Continuing Education: This is particularly important if you’re not currently employed; however, the cost to attend regional or national conferences on your own dime can be challenging. Take advantage of webinars offered by ACSM or services such as HealthPromotion LIVE (http://HealthPromotionLIVE.com), which offers free weekly webinars with nationally and internationally recognized experts on topics important to professionals in health promotion-related fields. You will not only gain valuable insights into the industry; all these seminars are continuing education eligible through ACSM, Certified Health Education Specialists and Dietetic Professionals (RD).
Be in the Know: Find out who’s hiring and where. There are lots of ways to achieve this: via Google Alerts, (http://www.google.com/alerts), following on Twitter: (http://twitter.com/hpcareernetjobs) and other RSS (really simple syndication) feeds from LinkedIn, Facebook, and so forth. Even if you’re not “seriously looking,” these resources provide valuable intelligence, such as helping you follow trends in the type of experience, skills, and qualifications employers are seeking; focusing on a specific part of the country where you might like to relocate; or keeping an eye on overall industry trends. Remember, if you’re not taking full advantage of the information available to you, there’s a really good chance that your potential competitors are.

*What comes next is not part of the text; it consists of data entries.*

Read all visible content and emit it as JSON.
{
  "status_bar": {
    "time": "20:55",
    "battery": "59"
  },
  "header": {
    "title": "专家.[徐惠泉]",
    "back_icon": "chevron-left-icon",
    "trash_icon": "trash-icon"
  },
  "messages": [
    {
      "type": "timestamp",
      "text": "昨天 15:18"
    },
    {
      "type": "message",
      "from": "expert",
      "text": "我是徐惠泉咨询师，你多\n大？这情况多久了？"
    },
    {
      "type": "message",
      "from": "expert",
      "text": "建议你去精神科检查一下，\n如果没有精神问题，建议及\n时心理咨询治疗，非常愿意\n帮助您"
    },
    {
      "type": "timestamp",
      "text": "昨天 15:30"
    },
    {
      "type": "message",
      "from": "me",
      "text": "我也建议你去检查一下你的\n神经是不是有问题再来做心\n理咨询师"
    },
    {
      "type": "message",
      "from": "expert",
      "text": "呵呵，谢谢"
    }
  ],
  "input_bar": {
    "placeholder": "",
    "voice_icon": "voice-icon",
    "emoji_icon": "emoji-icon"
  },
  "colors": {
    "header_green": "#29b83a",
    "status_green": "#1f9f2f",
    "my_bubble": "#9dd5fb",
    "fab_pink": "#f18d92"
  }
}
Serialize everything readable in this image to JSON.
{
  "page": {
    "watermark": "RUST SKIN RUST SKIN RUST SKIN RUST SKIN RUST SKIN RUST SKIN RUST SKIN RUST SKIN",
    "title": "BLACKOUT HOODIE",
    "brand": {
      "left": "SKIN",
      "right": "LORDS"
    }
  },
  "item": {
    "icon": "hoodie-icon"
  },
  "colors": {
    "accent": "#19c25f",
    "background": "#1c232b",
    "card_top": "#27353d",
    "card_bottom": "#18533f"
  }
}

Informational Interview: If there is an organization you might be interested in working for, setting up an informational interview is a great way to learn more about their organization and demonstrate your research skills and enthusiasm. Remember, it’s not a traditional interview. Bring a resume with you, but don’t assume you will be handing it over. Be sure to do your homework beforehand and prepare yourself with a list of questions such as what skills and knowledge are key to performing required job functions, corporate culture, what the manager likes most and least about their job, and so on. Don’t forget to follow up with that “thank you” card afterward.
Volunteering or Unpaid Internships: It may seem counter intuitive to volunteer or work for no pay, but believe me, they are wonderful opportunities to demonstrate your knowledge and skills. You may or may not get a job at the end with that particular employer but having them in your corner as an advocate often is worth its weight in gold. Additionally, it’s a great way to fill those time gaps on a resume while keeping your head and hands in your profession.
There’s Good Reasons for Optimism: The number of job openings advertised through HPCareer.Net is up by 18% for the year over 2010. The opportunities to demonstrate an individual’s capabilities through professional/social ecosystem continue to empower those who choose to engage fully.
Whether you’re completely onboard with social media and its impact on your professional career or you consider yourself on the sidelines, if you’ve dipped even one toe into the social ecosystem, you’re in! Don’t let that scare you. Knowledge is power. Use it to take full advantage of the opportunities that will continue to grow and change as new applications and services become mainstream in this environment.